What are some of the things a Yoga aspirant should watch out for when they start to go deeper?

Chandra: The Spanish poet and mystic Saint John of the Cross, originated the phrase “the dark night of the soul” and it is a VITALLY important concept for a spiritual aspirant to be aware of. I frequently have students who come to me confused about their place in the world; feeling as if they started doing Yoga loving what they were doing and how it was making them feel, but suddenly finding themselves confused, lost and fearful. The dark night of the soul speaks to the period of time when one has begun to live with a new awareness, generally of a higher vibration, but is not yet drinking deeply enough to feel sustained by this new awareness. The pull of the world is still strong, yet you have awakened to such an extent that the rushes of the world—the things that used to get you high—are no longer as appealing to you. So you can feel as if you’re left with nothing, because you’re not yet living fully enough in the new awareness (because it’s new and you’re still coming into it) and this can lead to a feeling of grief (over the loss of what once was and who you thought you were) and fear over who you will become because it is such a mystery. You’re not yet firmly rooted enough to feel secure. The pull of the world is strong, but the dichotomy is this—once you’ve awakened you cannot go back to sleep. You can pretend. You can go back to the rushes and highs of the world, but you can never truly forget. And sometimes this is one’s karma. You cannot push the rushes of the world away prematurely. You’ve got to be WHO you are—where you are. This is karma and it cannot be ignored. Because in Yoga, we’re not looking to REPRESS aspects of ourselves or deny that they exist. It becomes a falling away. A process. And you slowly begin to come into an awareness that you authentically want to clean up your act. You no longer run away from your work—you sit in the purifying fire of it. This is where tapas can be extremely useful. Have faith…everything is all right.
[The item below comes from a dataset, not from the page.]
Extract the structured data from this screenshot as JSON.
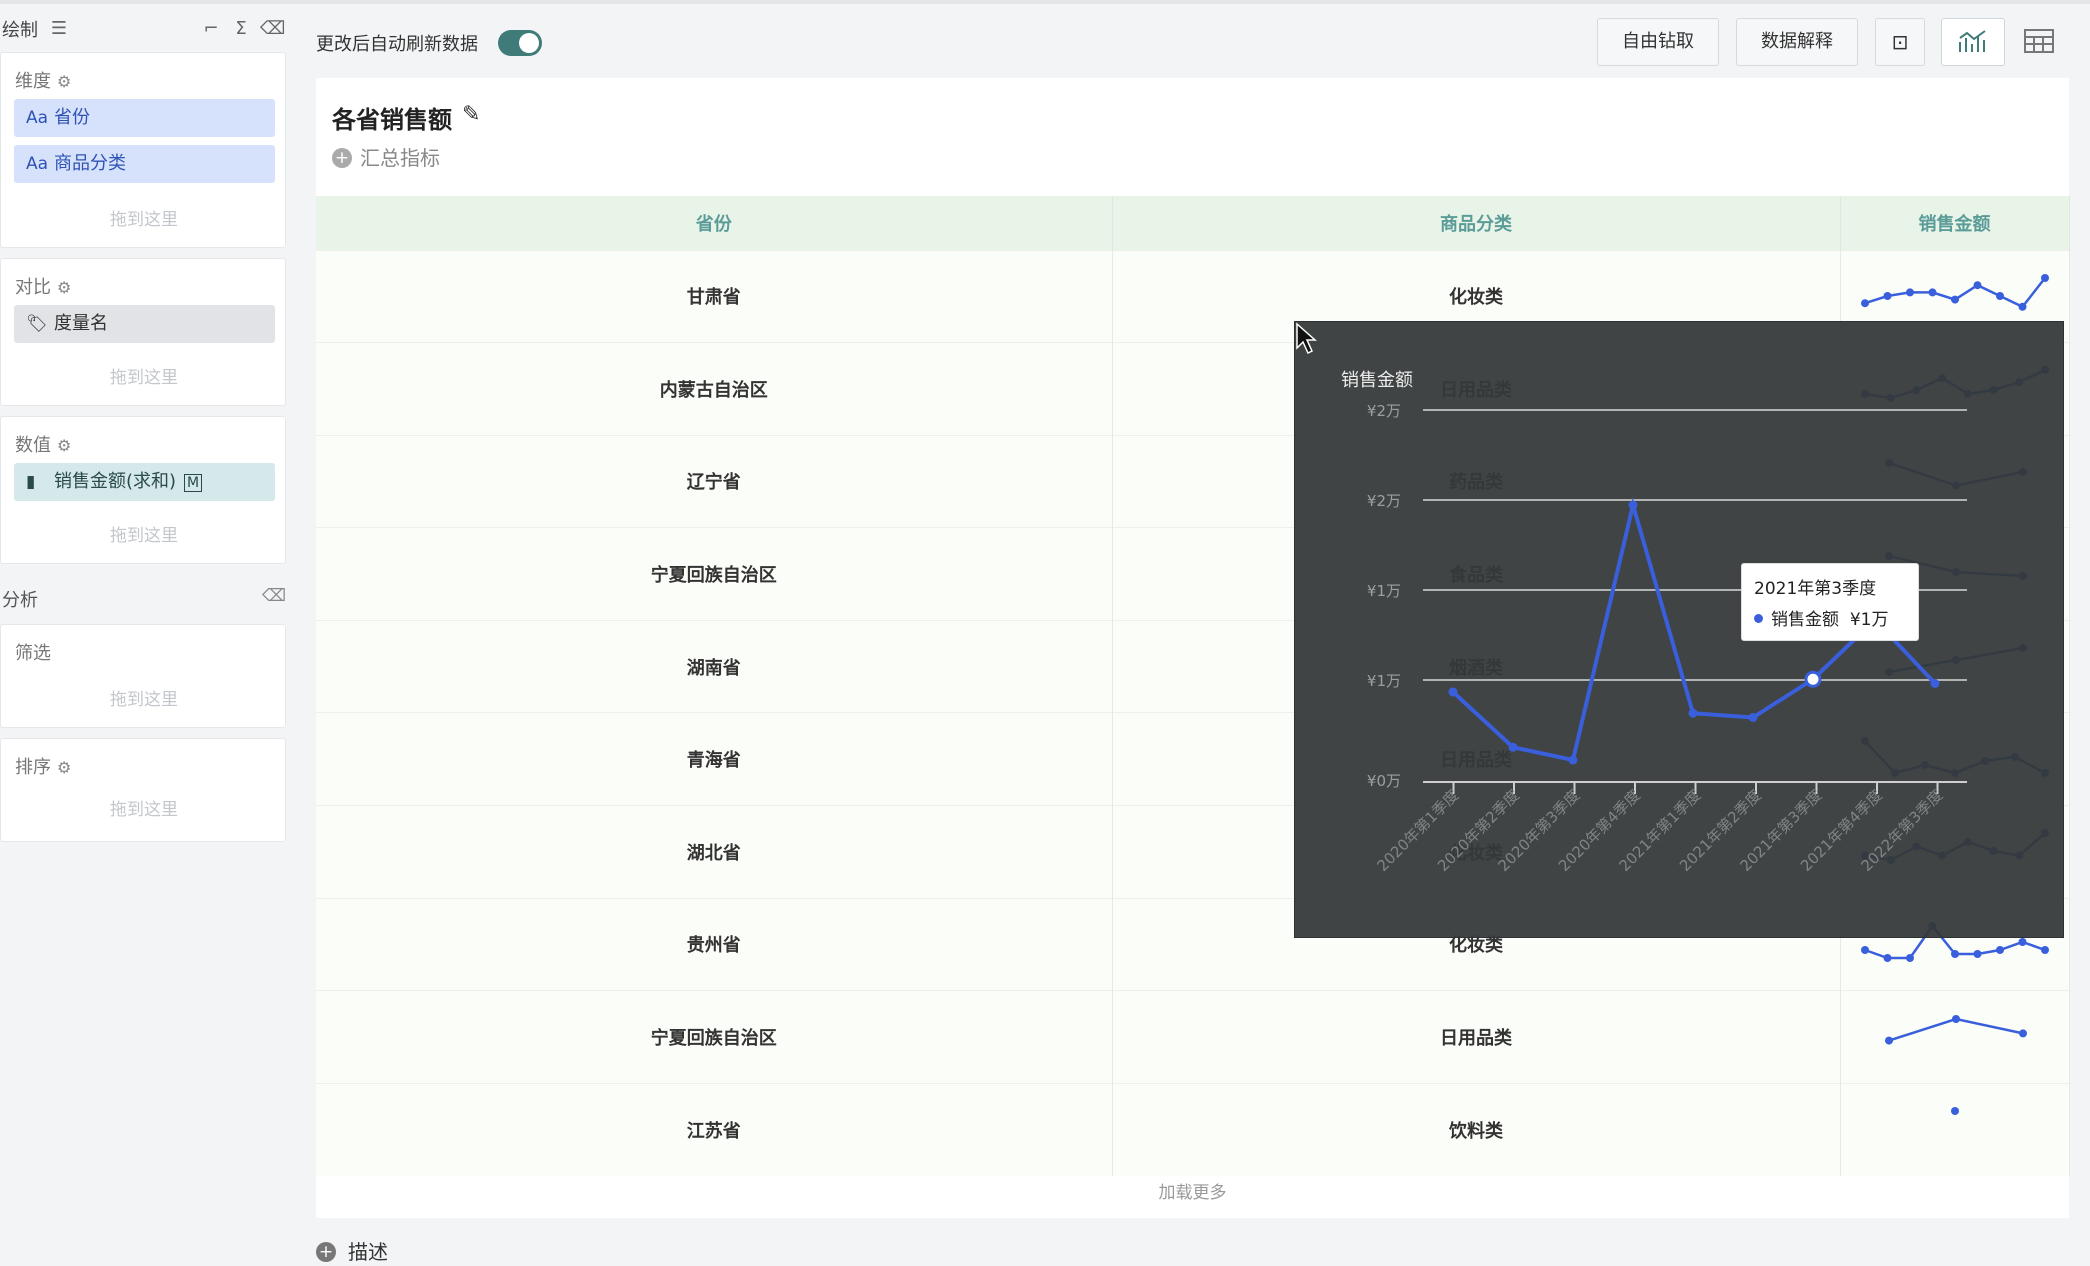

What should one do to have success in Yoga?

Chandra: Surrender oneself to the Lord. It is important to remember the Lord is dwelling inside of you, right there in the heart, as the real Self, as the Supreme teacher. So when you say you are surrendering to the Lord, you are truly surrendering to the higher Self. You are eradicating the ego, the lower nature, by continual practice of the Yamas and Niyamas, by constant practice and detachment. This is key. You must move from the mind to the heart. The mind is only a temporary phase, only an instrument of knowledge. Investigate what the mind is, and it will disappear and duality will cease. There is no such thing as mind apart from thought. Mind leads to doubts. But there is no end to doubts, so don’t focus on trying to remove them or ‘figure things out’. Seek the source of the doubts, the “I” or “ego”, and you will find they are truly non-existent. Only then, doubts will cease.
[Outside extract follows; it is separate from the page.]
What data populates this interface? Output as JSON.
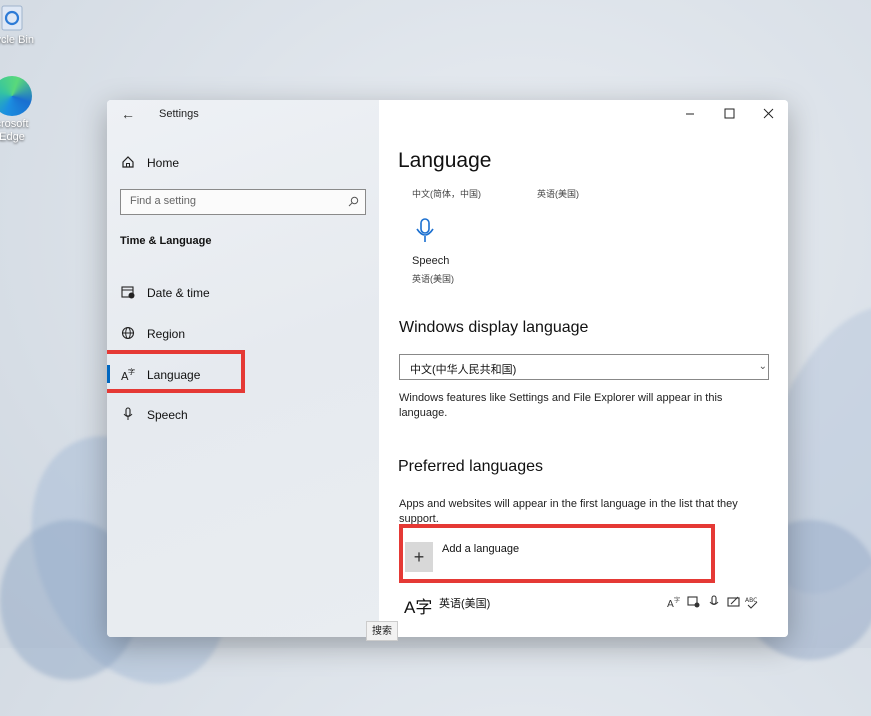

You must move from the mind to the heart. When the mind gets absorbed in the heart there is not the slightest trace of “I” thought. Remain without distractions. The heart is the only reality. Your real Self is dwelling in the heart. To remain as one’s Self is to enter the heart. Self-surrender will lead to Self-realization. Surrender can only happen when the mind is done trying to comprehend or understand what true surrender means. Surrender is to give oneself up to the origin of one’s being. But remember, this original source exists within you—not outside of you. God Bless You.